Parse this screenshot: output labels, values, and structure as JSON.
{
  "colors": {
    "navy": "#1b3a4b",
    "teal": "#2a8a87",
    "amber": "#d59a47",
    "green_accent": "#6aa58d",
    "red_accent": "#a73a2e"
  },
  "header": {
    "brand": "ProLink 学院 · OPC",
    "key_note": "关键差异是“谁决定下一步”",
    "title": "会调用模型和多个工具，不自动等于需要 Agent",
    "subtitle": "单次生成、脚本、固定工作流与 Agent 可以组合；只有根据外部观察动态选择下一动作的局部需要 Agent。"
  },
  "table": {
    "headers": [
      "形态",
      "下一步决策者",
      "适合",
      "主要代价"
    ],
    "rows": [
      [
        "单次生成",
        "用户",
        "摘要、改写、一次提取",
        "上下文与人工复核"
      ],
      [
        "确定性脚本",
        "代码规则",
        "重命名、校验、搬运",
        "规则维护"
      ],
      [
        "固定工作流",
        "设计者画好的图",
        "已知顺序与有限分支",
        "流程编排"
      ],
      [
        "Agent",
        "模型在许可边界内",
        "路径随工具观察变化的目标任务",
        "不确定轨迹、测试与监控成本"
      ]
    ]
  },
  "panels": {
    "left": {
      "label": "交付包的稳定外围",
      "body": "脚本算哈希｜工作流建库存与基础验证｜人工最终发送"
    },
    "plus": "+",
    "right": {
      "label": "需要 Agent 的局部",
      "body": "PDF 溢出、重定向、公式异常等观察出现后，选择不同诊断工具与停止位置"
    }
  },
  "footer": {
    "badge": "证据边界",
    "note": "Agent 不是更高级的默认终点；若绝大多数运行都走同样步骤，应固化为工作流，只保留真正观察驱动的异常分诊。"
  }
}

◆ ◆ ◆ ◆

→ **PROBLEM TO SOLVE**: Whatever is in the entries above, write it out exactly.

→ **RESULT FOR THIS TASK**:
Parse this screenshot: output labels, values, and structure as JSON.
{
  "colors": {
    "navy": "#1b3a4b",
    "teal": "#2a8a87",
    "amber": "#d59a47",
    "green_accent": "#6aa58d",
    "red_accent": "#a73a2e"
  },
  "header": {
    "brand": "ProLink 学院 · OPC",
    "key_note": "关键差异是“谁决定下一步”",
    "title": "会调用模型和多个工具，不自动等于需要 Agent",
    "subtitle": "单次生成、脚本、固定工作流与 Agent 可以组合；只有根据外部观察动态选择下一动作的局部需要 Agent。"
  },
  "table": {
    "headers": [
      "形态",
      "下一步决策者",
      "适合",
      "主要代价"
    ],
    "rows": [
      [
        "单次生成",
        "用户",
        "摘要、改写、一次提取",
        "上下文与人工复核"
      ],
      [
        "确定性脚本",
        "代码规则",
        "重命名、校验、搬运",
        "规则维护"
      ],
      [
        "固定工作流",
        "设计者画好的图",
        "已知顺序与有限分支",
        "流程编排"
      ],
      [
        "Agent",
        "模型在许可边界内",
        "路径随工具观察变化的目标任务",
        "不确定轨迹、测试与监控成本"
      ]
    ]
  },
  "panels": {
    "left": {
      "label": "交付包的稳定外围",
      "body": "脚本算哈希｜工作流建库存与基础验证｜人工最终发送"
    },
    "plus": "+",
    "right": {
      "label": "需要 Agent 的局部",
      "body": "PDF 溢出、重定向、公式异常等观察出现后，选择不同诊断工具与停止位置"
    }
  },
  "footer": {
    "badge": "证据边界",
    "note": "Agent 不是更高级的默认终点；若绝大多数运行都走同样步骤，应固化为工作流，只保留真正观察驱动的异常分诊。"
  }
}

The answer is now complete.